TASK DETAILS:
From the listing below, work out the number of lines containing "trabalho" and give that number without comment.

SUPPLIED INFORMATION:
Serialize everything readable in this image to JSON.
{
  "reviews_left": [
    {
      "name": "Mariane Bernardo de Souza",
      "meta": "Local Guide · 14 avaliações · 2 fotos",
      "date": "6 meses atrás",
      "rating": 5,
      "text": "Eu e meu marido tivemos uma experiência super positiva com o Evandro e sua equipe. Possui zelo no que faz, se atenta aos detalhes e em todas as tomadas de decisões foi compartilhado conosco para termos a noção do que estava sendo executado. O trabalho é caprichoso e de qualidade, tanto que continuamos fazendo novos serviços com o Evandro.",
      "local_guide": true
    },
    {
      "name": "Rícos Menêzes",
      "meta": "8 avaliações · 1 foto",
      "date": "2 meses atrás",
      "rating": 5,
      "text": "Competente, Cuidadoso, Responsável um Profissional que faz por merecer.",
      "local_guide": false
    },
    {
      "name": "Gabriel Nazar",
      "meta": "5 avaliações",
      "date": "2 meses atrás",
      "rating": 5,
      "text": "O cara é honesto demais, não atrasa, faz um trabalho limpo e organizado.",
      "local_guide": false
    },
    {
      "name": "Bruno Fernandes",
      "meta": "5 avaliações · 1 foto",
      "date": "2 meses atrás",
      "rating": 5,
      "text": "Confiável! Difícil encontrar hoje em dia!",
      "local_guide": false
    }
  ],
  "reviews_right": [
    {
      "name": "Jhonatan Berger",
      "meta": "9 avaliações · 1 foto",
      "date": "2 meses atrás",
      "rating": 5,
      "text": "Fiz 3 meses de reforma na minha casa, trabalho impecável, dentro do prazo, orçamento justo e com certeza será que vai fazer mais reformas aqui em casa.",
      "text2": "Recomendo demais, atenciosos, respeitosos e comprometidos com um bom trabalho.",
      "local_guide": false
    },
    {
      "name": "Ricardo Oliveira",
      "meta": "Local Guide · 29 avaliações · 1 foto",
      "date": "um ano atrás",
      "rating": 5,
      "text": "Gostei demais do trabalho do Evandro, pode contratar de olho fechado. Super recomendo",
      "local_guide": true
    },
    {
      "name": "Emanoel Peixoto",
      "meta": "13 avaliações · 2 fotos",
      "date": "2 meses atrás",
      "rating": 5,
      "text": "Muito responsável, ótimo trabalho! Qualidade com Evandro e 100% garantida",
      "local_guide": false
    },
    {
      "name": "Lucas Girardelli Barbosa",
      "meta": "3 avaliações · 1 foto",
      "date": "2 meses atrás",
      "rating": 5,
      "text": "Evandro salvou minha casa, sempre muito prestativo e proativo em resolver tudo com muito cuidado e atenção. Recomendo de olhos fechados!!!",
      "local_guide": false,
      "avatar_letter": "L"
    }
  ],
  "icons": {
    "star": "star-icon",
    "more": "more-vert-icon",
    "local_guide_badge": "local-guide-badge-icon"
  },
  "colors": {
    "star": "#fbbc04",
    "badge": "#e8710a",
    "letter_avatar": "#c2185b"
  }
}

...

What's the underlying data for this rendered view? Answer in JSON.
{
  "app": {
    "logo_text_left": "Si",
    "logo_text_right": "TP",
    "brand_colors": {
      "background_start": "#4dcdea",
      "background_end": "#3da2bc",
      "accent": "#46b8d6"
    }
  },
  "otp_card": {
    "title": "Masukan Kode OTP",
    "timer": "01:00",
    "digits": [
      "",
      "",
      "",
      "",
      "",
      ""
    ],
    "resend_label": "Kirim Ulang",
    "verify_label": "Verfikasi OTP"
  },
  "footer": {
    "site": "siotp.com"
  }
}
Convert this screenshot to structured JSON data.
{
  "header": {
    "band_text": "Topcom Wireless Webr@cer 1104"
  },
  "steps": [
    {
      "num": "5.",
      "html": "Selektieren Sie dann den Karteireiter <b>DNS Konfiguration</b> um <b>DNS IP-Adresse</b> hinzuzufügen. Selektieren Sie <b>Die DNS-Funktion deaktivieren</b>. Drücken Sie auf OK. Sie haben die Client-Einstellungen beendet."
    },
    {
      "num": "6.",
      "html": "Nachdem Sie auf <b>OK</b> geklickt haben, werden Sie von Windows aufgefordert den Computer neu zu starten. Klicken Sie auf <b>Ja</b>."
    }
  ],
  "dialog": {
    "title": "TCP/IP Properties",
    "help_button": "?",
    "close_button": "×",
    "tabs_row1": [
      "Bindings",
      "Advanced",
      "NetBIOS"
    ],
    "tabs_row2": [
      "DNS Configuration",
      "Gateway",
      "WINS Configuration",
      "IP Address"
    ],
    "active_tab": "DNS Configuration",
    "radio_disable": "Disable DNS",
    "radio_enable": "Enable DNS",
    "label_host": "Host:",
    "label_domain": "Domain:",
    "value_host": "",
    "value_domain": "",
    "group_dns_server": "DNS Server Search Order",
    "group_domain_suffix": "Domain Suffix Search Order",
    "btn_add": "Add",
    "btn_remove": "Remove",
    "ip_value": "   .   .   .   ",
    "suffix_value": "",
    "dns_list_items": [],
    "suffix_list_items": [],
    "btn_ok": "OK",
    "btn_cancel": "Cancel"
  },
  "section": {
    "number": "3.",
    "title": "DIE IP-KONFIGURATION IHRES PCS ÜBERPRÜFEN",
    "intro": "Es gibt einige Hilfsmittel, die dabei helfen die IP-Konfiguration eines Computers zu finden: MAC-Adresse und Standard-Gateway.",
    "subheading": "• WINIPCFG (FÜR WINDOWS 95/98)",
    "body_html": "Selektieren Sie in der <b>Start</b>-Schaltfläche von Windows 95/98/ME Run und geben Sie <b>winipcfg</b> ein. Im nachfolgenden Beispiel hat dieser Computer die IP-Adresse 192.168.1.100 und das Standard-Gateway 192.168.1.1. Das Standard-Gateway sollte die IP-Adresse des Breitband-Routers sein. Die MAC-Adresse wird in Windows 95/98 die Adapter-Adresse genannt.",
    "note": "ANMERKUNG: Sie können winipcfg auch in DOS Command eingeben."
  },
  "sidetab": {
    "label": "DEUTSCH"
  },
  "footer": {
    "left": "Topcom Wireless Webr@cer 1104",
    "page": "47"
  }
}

TASK RESPONSE:
6